Aletta Jacobs. Raise your hand if you have never heard her name! In our neck of the tulip fields, however, she is a celebrated professional: she was the first woman to be officially enrolled and graduate with a doctorate at the university in the Netherlands (shoutout to my employer – Rijksuniversiteit Groningen!) and the first woman to receive a medical degree. On top of those accomplishments, she was a women’s suffrage and peace activist, and helped establish Women’s International League for Peace and Freedom, a Novel prize winning anti-war organization. To celebrate international women’s day, let me tell you her story.
For those (men, I assume?) decrying the discrimination they find in the celebration of the international women’s day. There’s a lot to cover, but, dudes, when was the last time you were not allowed to enter a university because of your genitals? A thousand years ago when first universities were being established in Europe? Or 1,300 when they were popping up in North Africa? For women it’s been slightly over a hundred years and it’s kind of a biggie.

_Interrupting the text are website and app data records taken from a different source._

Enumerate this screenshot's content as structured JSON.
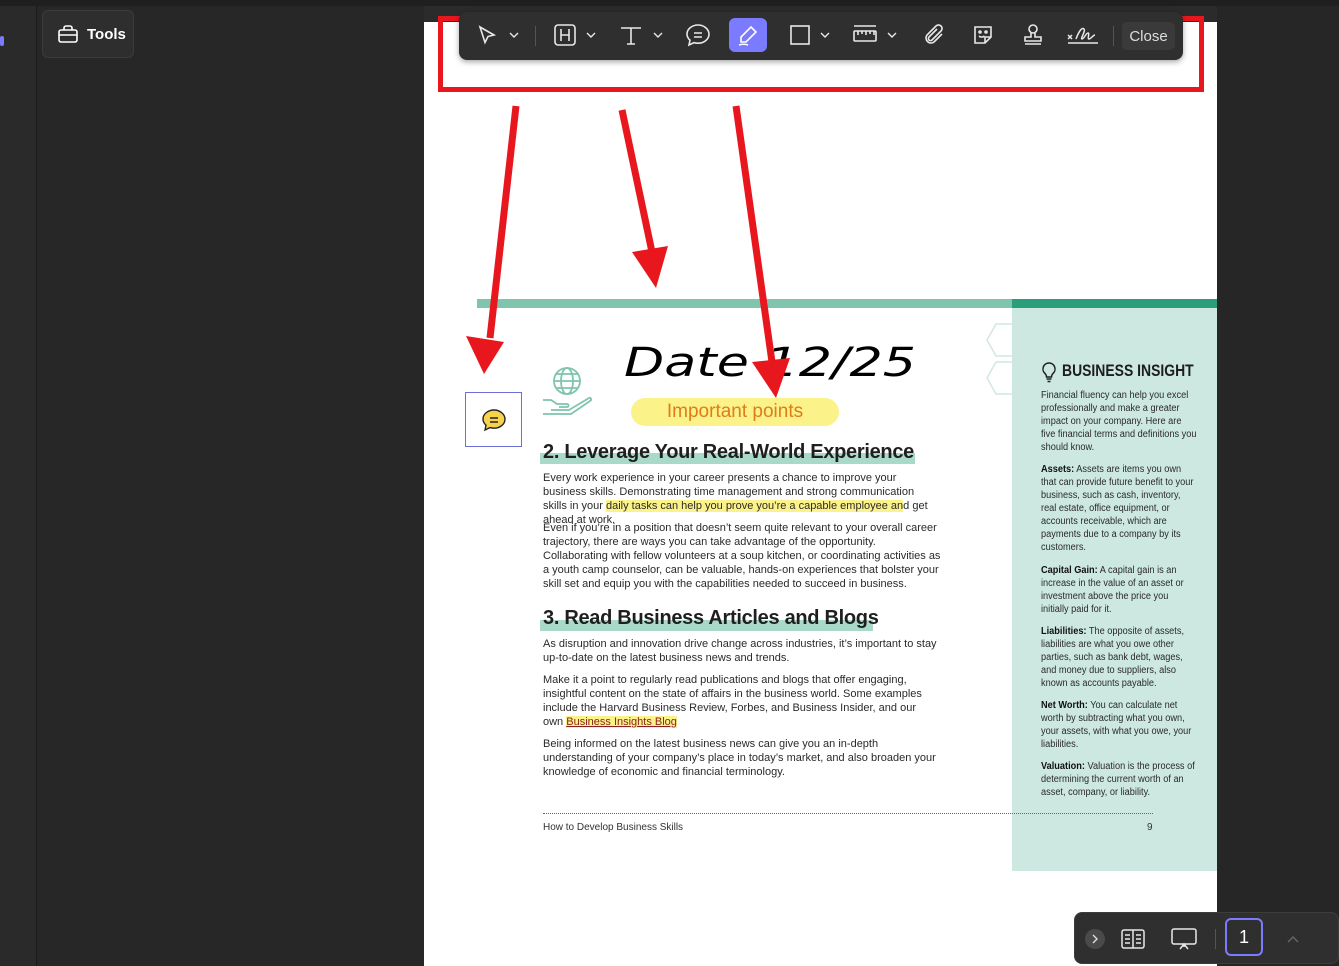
{
  "sidebar": {
    "tools_label": "Tools"
  },
  "toolbar": {
    "tools": [
      "select",
      "highlight-text",
      "text",
      "comment",
      "pen",
      "shape",
      "measure",
      "attach",
      "sticker",
      "stamp",
      "signature"
    ],
    "close_label": "Close",
    "active_tool": "pen"
  },
  "annotations": {
    "handwriting": "Date 12/25",
    "highlight_label": "Important points",
    "outline_color": "#e8171e"
  },
  "document": {
    "section2_title": "2. Leverage Your Real-World Experience",
    "section2_p1a": "Every work experience in your career presents a chance to improve your business skills. Demonstrating time management and strong communication skills in your ",
    "section2_p1_hl": "daily tasks can help you prove you’re a capable employee an",
    "section2_p1b": "d get ahead at work.",
    "section2_p2": "Even if you’re in a position that doesn’t seem quite relevant to your overall career trajectory, there are ways you can take advantage of the opportunity. Collaborating with fellow volunteers at a soup kitchen, or coordinating activities as a youth camp counselor, can be valuable, hands-on experiences that bolster your skill set and equip you with the capabilities needed to succeed in business.",
    "section3_title": "3. Read Business Articles and Blogs",
    "section3_p1": "As disruption and innovation drive change across industries, it’s important to stay up-to-date on the latest business news and trends.",
    "section3_p2a": "Make it a point to regularly read publications and blogs that offer engaging, insightful content on the state of affairs in the business world. Some examples include the Harvard Business Review, Forbes, and Business Insider, and our own ",
    "section3_p2_link": "Business Insights Blog",
    "section3_p3": "Being informed on the latest business news can give you an in-depth understanding of your company’s place in today’s market, and also broaden your knowledge of economic and financial terminology.",
    "footer_title": "How to Develop Business Skills",
    "page_number_printed": "9"
  },
  "insight": {
    "title": "BUSINESS INSIGHT",
    "intro": "Financial fluency can help you excel professionally and make a greater impact on your company. Here are five financial terms and definitions you should know.",
    "terms": [
      {
        "term": "Assets:",
        "def": " Assets are items you own that can provide future benefit to your business, such as cash, inventory, real estate, office equipment, or accounts receivable, which are payments due to a company by its customers."
      },
      {
        "term": "Capital Gain:",
        "def": " A capital gain is an increase in the value of an asset or investment above the price you initially paid for it."
      },
      {
        "term": "Liabilities:",
        "def": " The opposite of assets, liabilities are what you owe other parties, such as bank debt, wages, and money due to suppliers, also known as accounts payable."
      },
      {
        "term": "Net Worth:",
        "def": " You can calculate net worth by subtracting what you own, your assets, with what you owe, your liabilities."
      },
      {
        "term": "Valuation:",
        "def": " Valuation is the process of determining the current worth of an asset, company, or liability."
      }
    ]
  },
  "bottombar": {
    "current_page": "1"
  }
}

And while we are on the topic of genitals, when was the last time the government told you what to do with them? Yeah, just like I thought.

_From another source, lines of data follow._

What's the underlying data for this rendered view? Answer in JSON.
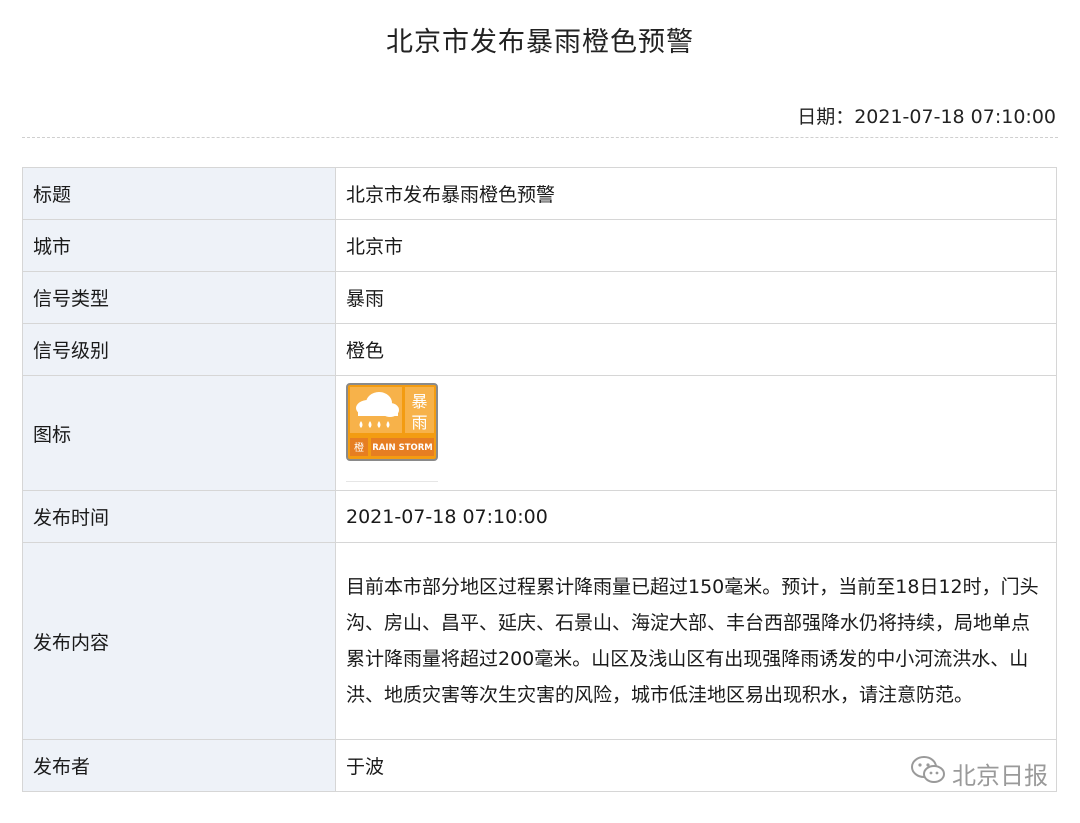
{
  "page": {
    "title": "北京市发布暴雨橙色预警",
    "date": "日期：2021-07-18 07:10:00"
  },
  "table": {
    "rows": [
      {
        "label": "标题",
        "value": "北京市发布暴雨橙色预警"
      },
      {
        "label": "城市",
        "value": "北京市"
      },
      {
        "label": "信号类型",
        "value": "暴雨"
      },
      {
        "label": "信号级别",
        "value": "橙色"
      },
      {
        "label": "图标",
        "value": ""
      },
      {
        "label": "发布时间",
        "value": "2021-07-18 07:10:00"
      },
      {
        "label": "发布内容",
        "value": "目前本市部分地区过程累计降雨量已超过150毫米。预计，当前至18日12时，门头沟、房山、昌平、延庆、石景山、海淀大部、丰台西部强降水仍将持续，局地单点累计降雨量将超过200毫米。山区及浅山区有出现强降雨诱发的中小河流洪水、山洪、地质灾害等次生灾害的风险，城市低洼地区易出现积水，请注意防范。"
      },
      {
        "label": "发布者",
        "value": "于波"
      }
    ]
  },
  "warning_icon": {
    "name": "rainstorm-orange-warning-icon",
    "glyph_top": "暴",
    "glyph_bottom": "雨",
    "level_char": "橙",
    "english": "RAIN STORM",
    "color": "#f39c12"
  },
  "watermark": {
    "text": "北京日报",
    "icon": "wechat-icon"
  }
}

Aletta Jacobs was a trailblazer in many ways. Apart from becoming the first woman in the Netherlands to become a university graduate and a medical doctor, she established a free clinic to educate poor women, including sex workers, about hygiene, STDs, reproduction and contraception in early 1880s. Dr Jacobs went as far as to disseminate free contraception devices that earned her wide-spread condemnation from men and women alike who didn’t like her meddling with national fecundity levels and divine punishment (aka STDs and unwanted pregnancies) for premarital sex. Imagine a Planned Parenthood, only a 150 years ago. Too bad that the so-called pro-life activists attacking PP locations this century mentally stayed in 1880. If not in 1480.
Too bad, it’s not possible to see Aletta Jacobs the musical these days to look back at the extraordinary life Dr Jacobs had (and listen to a song about a diaphragm). She soon realised that her sex ed activism was not enough: women needed voting rights. Prominent in major Dutch and international women’s suffrage organisations, she was instrumental in bringing about the adoption of the 1919 women’s suffrage bill in the Netherlands. During World War I, she co-founded Women’s International League for Peace and Freedom, an international organisation that Woodrow Wilson refused to cooperate with and then plagiarised into the League of Nations. Despite suffering personal trauma and financial insecurity, Dr. Jacobs managed to overcome both personal and structural hurdles that were immeasurably higher than women face today, because she was one those who broke these hurdles. Shortly before her death in 1929, Dr. Jacobs wrote:
I feel happy that I have seen the three great objects of my life come to fulfillment during my life … They were: the opening for women of all opportunities to study and to bring it into practice; to make Motherhood a question of desire, no more a duty; and the political equality for women.
So, on behalf of the women who work at the University of Groningen and the women who study here and everywhere, thank you, Dr. Jacobs. You showed us the way.